- _DIRECTIONS FOR THIS TASK_: Word for word, repeat the data; no picture should appear in the result.

- _PROVIDED RECORDS_:

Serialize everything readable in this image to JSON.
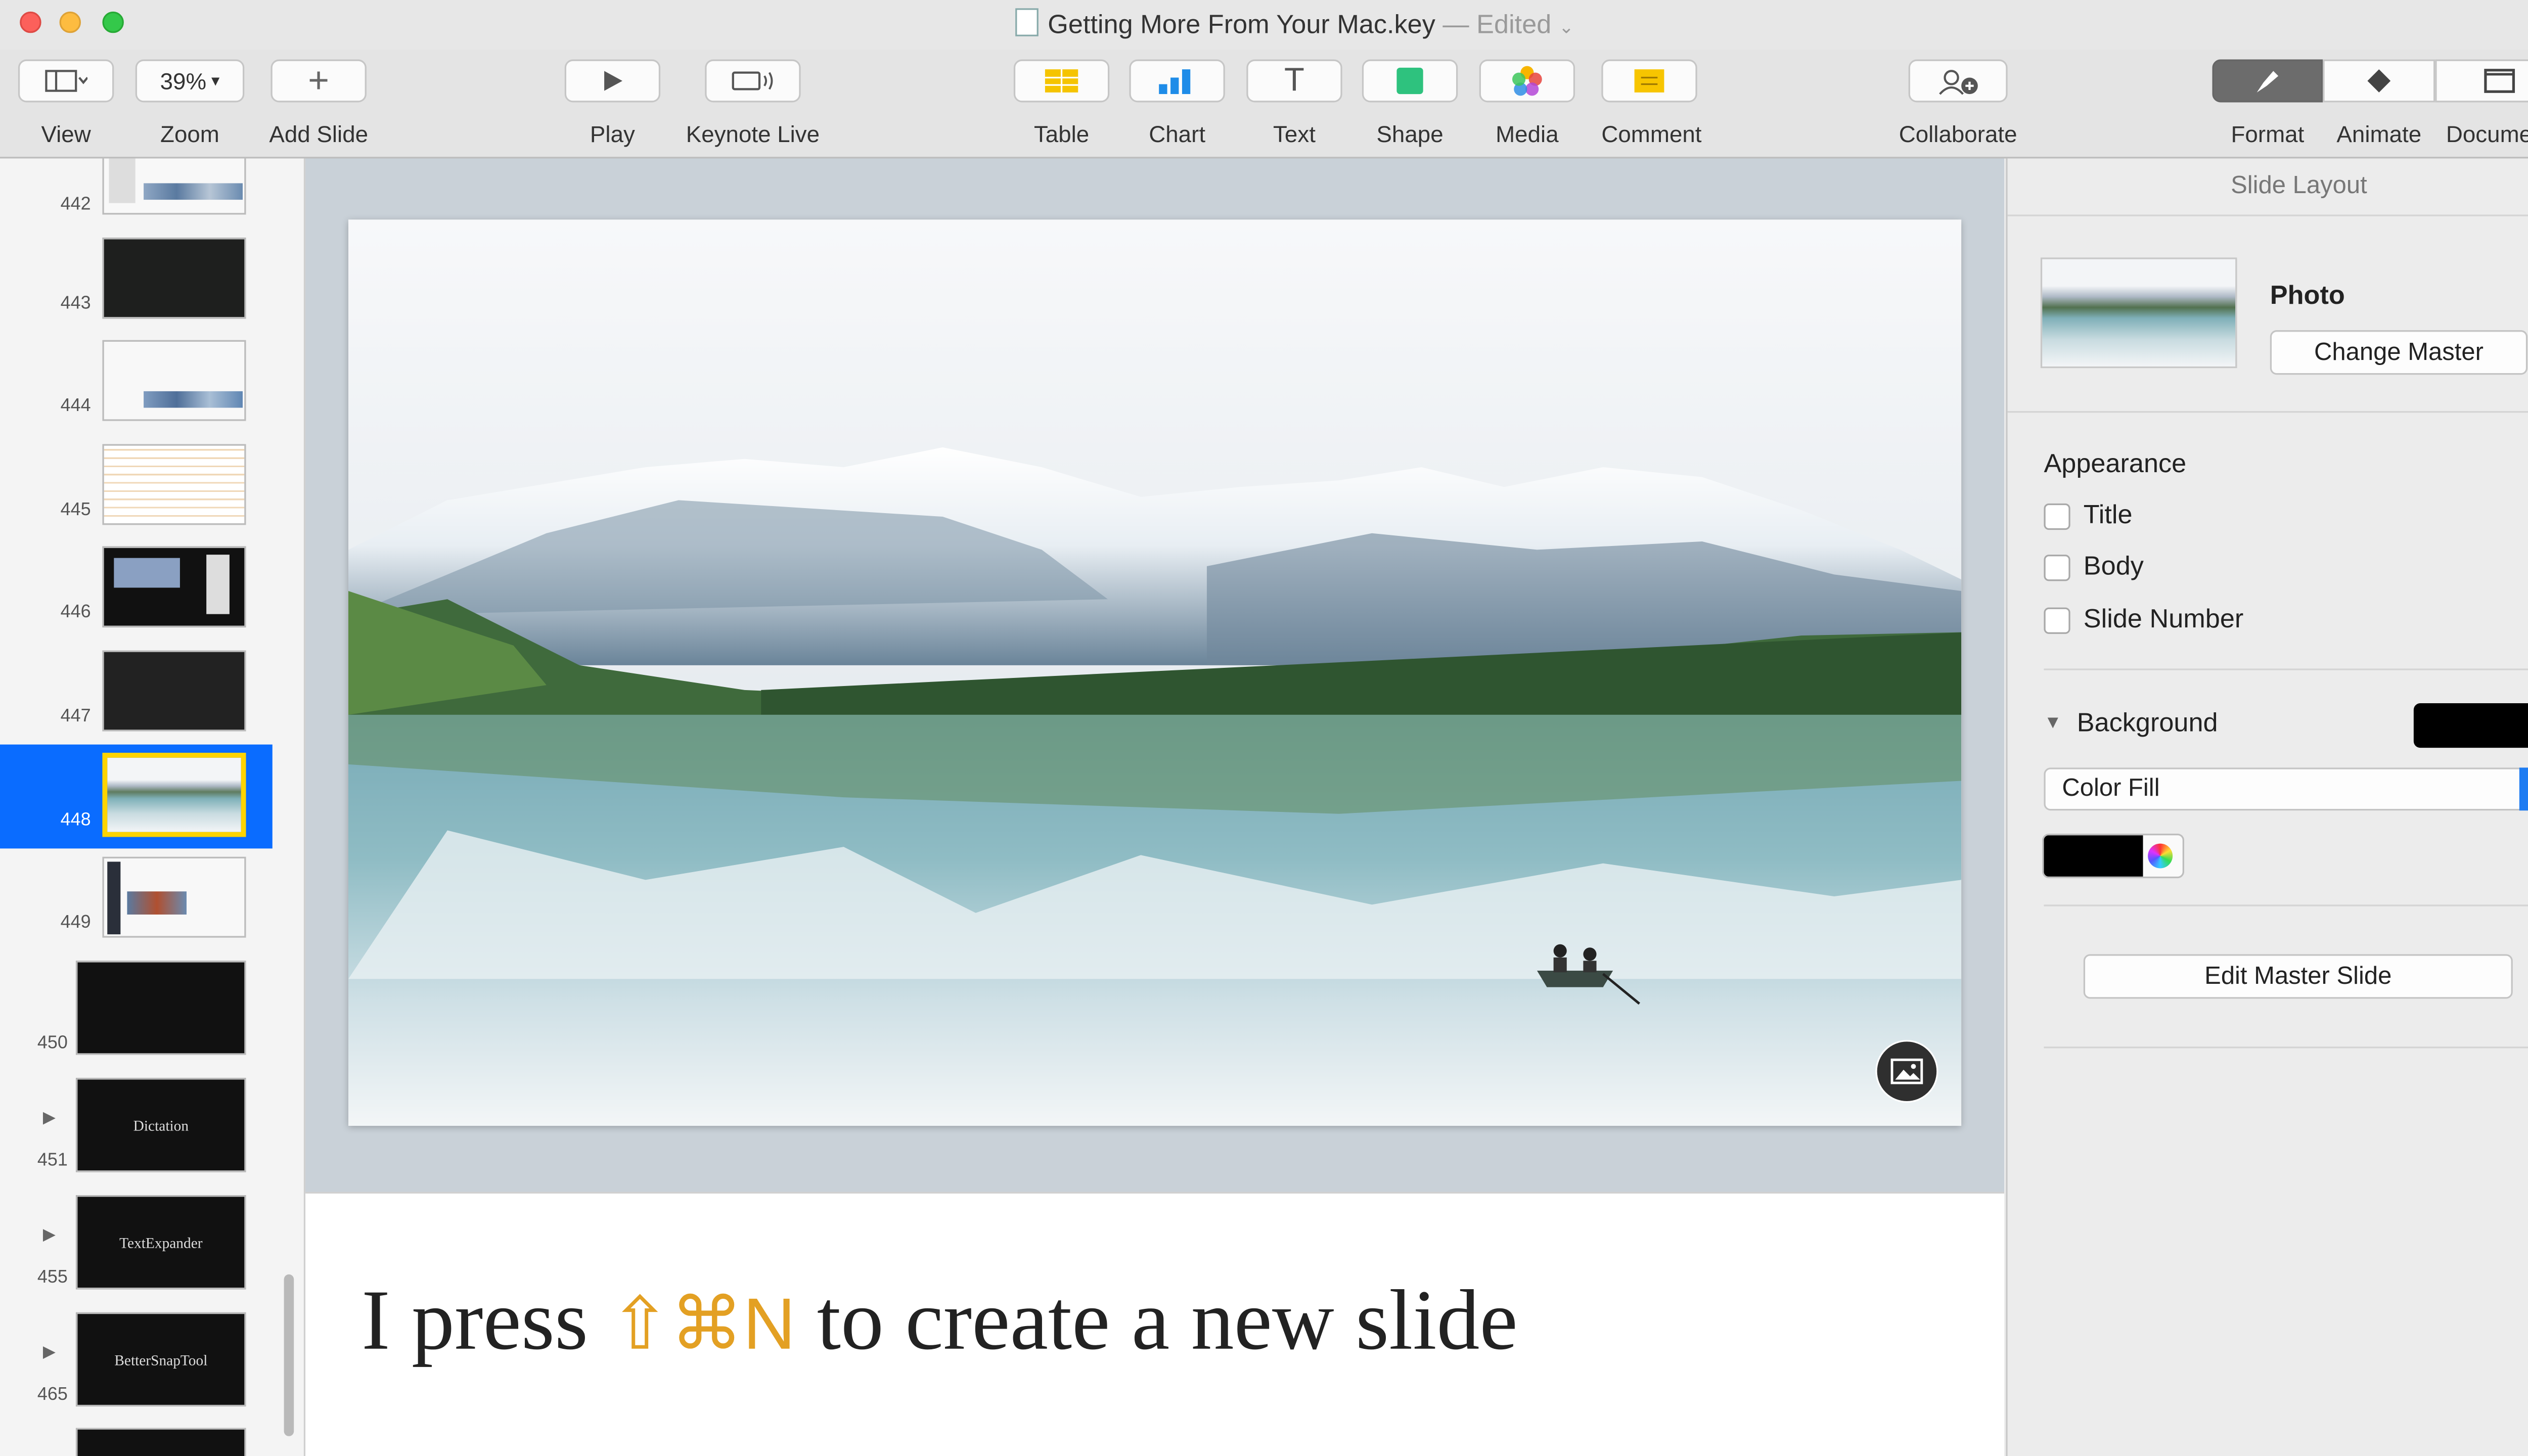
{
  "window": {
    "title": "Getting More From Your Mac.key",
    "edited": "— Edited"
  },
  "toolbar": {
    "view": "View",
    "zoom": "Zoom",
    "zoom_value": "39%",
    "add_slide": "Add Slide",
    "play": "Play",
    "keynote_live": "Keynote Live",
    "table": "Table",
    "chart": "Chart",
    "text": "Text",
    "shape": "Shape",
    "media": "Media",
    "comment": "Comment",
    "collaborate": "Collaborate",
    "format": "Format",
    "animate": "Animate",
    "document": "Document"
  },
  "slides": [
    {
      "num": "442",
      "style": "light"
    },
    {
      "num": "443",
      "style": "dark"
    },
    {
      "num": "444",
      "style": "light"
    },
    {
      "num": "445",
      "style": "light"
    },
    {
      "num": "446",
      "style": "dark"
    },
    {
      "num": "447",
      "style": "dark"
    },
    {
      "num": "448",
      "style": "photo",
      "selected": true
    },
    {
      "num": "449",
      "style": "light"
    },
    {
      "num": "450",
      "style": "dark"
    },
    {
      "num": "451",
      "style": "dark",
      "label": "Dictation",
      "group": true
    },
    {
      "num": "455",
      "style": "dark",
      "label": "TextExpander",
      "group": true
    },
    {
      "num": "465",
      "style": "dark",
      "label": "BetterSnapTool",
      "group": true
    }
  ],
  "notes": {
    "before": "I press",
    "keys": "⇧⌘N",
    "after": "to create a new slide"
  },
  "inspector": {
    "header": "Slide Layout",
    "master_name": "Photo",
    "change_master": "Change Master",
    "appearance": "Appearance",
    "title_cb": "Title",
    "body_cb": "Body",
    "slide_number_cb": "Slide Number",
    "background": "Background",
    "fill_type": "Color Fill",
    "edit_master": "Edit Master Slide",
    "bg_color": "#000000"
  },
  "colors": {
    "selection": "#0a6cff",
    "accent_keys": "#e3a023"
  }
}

- _TASK OUTPUT_:
Serialize everything readable in this image to JSON.
{
  "window": {
    "title": "Getting More From Your Mac.key",
    "edited": "— Edited"
  },
  "toolbar": {
    "view": "View",
    "zoom": "Zoom",
    "zoom_value": "39%",
    "add_slide": "Add Slide",
    "play": "Play",
    "keynote_live": "Keynote Live",
    "table": "Table",
    "chart": "Chart",
    "text": "Text",
    "shape": "Shape",
    "media": "Media",
    "comment": "Comment",
    "collaborate": "Collaborate",
    "format": "Format",
    "animate": "Animate",
    "document": "Document"
  },
  "slides": [
    {
      "num": "442",
      "style": "light"
    },
    {
      "num": "443",
      "style": "dark"
    },
    {
      "num": "444",
      "style": "light"
    },
    {
      "num": "445",
      "style": "light"
    },
    {
      "num": "446",
      "style": "dark"
    },
    {
      "num": "447",
      "style": "dark"
    },
    {
      "num": "448",
      "style": "photo",
      "selected": true
    },
    {
      "num": "449",
      "style": "light"
    },
    {
      "num": "450",
      "style": "dark"
    },
    {
      "num": "451",
      "style": "dark",
      "label": "Dictation",
      "group": true
    },
    {
      "num": "455",
      "style": "dark",
      "label": "TextExpander",
      "group": true
    },
    {
      "num": "465",
      "style": "dark",
      "label": "BetterSnapTool",
      "group": true
    }
  ],
  "notes": {
    "before": "I press",
    "keys": "⇧⌘N",
    "after": "to create a new slide"
  },
  "inspector": {
    "header": "Slide Layout",
    "master_name": "Photo",
    "change_master": "Change Master",
    "appearance": "Appearance",
    "title_cb": "Title",
    "body_cb": "Body",
    "slide_number_cb": "Slide Number",
    "background": "Background",
    "fill_type": "Color Fill",
    "edit_master": "Edit Master Slide",
    "bg_color": "#000000"
  },
  "colors": {
    "selection": "#0a6cff",
    "accent_keys": "#e3a023"
  }
}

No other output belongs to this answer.